The National Journal's Jim Tankersley has an interesting article about Mitt Romney and his economic advisors. The gist of the article is that Greg Mankiw and Glenn Hubbard are well-respected economists, but Romney's statements on the campaign trail suggest he's not listening to them much. Tankersley writes:
This, then, is the Romney Conundrum—for conservatives, liberals, and everyone else. Even on the economy, Romney’s signature issue, it’s hard to know where his heart lies—and how he would govern in the White House. Would the former Massachusetts governor listen to his best and brightest? Or to his party base?Of course this isn't entirely unique to Romney - politicians often fail to follow through on politically inconvenient suggestions from economists (though the universe of what is inconvenient for a Republican primary candidate to say is pretty scary these days).
“Romney’s got Glenn and Greg advising him, and they’re both top-notch economists,” said Keith Hennessey, who ran the National Economic Council for President George W. Bush. “But there’s more to economic policy than just economics.”
The article comes to my attention from Greg Mankiw, who linked to it on his blog, without comment. Hmmmmm...
As if to illustrate... Mankiw has a column in today's Times about tax reform. Among his suggestions:
Consider the tax on gasoline. Driving your car is associated with various adverse side effects, which economists call externalities. These include traffic congestion, accidents, local pollution and global climate change. If the tax on gasoline were higher, people would alter their behavior to drive less. They would be more likely to take public transportation, use car pools or live closer to work. The incentives they face when deciding how much to drive would more closely match the true social costs and benefits.Well, if Romney proposed that, it would probably take the attention off his tax returns!

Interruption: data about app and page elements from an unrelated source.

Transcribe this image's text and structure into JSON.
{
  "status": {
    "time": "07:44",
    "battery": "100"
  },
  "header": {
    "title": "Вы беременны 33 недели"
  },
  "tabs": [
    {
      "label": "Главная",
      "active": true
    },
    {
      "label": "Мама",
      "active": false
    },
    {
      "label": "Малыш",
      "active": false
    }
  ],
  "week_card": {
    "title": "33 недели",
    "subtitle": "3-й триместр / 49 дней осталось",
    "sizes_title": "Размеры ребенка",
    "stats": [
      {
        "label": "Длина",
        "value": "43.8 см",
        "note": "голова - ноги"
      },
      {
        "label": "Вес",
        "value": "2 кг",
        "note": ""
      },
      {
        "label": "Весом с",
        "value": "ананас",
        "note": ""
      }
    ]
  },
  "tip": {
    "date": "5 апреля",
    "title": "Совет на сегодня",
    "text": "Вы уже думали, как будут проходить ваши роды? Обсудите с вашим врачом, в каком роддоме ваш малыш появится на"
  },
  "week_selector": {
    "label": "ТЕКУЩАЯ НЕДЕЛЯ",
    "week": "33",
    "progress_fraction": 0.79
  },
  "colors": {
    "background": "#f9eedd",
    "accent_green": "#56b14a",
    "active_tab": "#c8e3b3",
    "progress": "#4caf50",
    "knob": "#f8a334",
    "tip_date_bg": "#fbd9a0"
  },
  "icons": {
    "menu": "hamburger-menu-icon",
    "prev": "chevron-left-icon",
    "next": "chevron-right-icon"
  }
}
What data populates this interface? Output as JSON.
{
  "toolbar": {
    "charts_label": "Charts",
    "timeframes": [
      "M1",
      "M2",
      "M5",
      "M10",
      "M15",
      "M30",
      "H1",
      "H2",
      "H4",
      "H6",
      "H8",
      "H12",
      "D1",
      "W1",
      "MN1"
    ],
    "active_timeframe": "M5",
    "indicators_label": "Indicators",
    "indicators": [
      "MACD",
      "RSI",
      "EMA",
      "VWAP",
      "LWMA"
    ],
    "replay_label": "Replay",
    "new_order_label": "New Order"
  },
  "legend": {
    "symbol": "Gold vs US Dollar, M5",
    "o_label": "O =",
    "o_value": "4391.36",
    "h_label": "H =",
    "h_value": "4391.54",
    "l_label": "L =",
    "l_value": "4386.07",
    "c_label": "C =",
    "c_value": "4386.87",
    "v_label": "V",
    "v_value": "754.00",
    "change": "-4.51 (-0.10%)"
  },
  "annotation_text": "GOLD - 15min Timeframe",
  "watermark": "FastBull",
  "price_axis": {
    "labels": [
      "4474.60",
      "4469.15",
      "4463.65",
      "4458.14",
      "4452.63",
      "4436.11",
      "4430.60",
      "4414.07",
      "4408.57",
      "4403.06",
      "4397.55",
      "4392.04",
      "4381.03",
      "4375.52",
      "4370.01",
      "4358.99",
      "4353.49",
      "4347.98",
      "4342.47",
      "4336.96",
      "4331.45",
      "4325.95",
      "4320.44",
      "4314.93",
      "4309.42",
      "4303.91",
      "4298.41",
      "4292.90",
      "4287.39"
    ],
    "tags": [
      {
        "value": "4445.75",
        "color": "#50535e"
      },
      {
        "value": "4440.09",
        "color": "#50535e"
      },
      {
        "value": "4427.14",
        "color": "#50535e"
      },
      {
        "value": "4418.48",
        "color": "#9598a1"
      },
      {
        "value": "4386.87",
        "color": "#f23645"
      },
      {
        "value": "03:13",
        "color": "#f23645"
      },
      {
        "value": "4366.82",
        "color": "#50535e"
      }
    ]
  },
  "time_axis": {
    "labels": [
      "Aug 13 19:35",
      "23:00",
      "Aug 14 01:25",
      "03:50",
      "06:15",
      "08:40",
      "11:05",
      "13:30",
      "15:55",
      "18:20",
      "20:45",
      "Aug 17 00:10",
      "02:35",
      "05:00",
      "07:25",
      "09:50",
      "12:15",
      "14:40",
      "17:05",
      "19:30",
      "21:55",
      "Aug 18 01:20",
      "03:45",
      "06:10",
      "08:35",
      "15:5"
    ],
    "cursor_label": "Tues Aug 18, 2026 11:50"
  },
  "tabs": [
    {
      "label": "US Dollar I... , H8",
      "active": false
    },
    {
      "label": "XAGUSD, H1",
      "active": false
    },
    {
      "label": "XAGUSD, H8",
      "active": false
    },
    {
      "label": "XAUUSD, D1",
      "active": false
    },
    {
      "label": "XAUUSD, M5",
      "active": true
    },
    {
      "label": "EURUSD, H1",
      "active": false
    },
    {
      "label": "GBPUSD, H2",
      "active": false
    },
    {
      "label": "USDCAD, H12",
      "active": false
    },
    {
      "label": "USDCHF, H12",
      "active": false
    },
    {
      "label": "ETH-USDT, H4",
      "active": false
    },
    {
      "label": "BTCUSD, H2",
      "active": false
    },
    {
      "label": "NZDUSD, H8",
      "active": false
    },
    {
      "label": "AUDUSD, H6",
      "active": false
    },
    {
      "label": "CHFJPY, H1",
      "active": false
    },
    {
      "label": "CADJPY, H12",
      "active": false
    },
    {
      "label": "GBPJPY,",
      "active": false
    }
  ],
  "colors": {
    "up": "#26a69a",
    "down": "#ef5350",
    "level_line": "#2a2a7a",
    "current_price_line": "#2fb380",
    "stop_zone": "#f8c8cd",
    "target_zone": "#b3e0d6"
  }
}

Economists who have added up all the externalities associated with driving conclude that a tax exceeding $2 a gallon makes sense. That would provide substantial revenue that could be used to reduce other taxes. By taxing bad things more, we could tax good things less.